### [What you are asked to do]
What lines in the data below mention the string "this"? Copy them out.

(Dataset rows for apps and sites)

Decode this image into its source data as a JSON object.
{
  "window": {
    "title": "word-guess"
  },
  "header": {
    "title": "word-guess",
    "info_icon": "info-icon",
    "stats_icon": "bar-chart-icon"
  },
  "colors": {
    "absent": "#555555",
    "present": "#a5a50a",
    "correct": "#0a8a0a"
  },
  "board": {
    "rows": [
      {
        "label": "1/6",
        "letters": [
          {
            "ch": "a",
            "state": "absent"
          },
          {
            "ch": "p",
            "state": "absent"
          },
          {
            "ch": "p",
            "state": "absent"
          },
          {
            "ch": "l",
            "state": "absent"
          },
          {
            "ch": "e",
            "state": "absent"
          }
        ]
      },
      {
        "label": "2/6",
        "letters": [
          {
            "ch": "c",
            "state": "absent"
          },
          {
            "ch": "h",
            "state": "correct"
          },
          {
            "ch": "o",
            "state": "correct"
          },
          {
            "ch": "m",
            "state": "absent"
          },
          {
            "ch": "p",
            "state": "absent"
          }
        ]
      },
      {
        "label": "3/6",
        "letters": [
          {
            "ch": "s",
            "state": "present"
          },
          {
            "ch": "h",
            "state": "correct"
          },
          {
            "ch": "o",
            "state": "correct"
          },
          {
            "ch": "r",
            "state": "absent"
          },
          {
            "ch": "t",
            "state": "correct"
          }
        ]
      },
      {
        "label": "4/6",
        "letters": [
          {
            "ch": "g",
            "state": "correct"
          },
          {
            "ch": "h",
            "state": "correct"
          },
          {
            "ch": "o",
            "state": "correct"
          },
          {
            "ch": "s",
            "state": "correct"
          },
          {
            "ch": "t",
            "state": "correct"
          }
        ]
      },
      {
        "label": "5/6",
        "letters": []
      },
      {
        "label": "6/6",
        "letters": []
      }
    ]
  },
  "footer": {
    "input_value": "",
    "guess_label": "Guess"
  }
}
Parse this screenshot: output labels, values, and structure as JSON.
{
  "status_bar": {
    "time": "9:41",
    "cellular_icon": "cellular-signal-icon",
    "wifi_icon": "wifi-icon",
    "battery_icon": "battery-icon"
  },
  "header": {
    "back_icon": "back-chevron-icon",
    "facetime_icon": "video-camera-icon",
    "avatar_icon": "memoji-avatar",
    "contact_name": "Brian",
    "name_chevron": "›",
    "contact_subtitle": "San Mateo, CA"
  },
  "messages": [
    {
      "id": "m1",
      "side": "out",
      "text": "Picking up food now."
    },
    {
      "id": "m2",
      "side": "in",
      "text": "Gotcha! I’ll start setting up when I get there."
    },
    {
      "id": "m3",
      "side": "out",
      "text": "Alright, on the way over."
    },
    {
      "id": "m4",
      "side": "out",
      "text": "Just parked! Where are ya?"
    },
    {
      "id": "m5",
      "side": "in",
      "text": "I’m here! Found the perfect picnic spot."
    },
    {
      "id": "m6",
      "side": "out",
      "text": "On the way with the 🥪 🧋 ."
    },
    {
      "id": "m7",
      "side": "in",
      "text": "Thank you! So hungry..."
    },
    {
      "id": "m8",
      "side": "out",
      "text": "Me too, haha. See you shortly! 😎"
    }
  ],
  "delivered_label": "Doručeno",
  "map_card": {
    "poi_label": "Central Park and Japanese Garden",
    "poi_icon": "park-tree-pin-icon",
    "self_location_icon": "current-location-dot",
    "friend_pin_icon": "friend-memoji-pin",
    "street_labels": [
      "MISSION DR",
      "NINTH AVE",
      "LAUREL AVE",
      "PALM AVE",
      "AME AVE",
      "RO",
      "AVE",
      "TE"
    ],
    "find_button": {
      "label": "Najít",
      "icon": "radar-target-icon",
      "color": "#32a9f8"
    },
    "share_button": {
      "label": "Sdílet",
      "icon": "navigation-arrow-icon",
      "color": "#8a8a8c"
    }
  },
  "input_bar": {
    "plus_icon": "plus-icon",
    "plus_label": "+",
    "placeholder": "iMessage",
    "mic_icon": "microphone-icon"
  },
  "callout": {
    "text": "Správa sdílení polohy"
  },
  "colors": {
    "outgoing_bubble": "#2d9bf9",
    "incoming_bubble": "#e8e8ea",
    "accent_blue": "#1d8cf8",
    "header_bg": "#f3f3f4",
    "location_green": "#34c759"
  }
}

### [The completed task]
Decode this image into its source data as a JSON object.
Parse this screenshot: output labels, values, and structure as JSON.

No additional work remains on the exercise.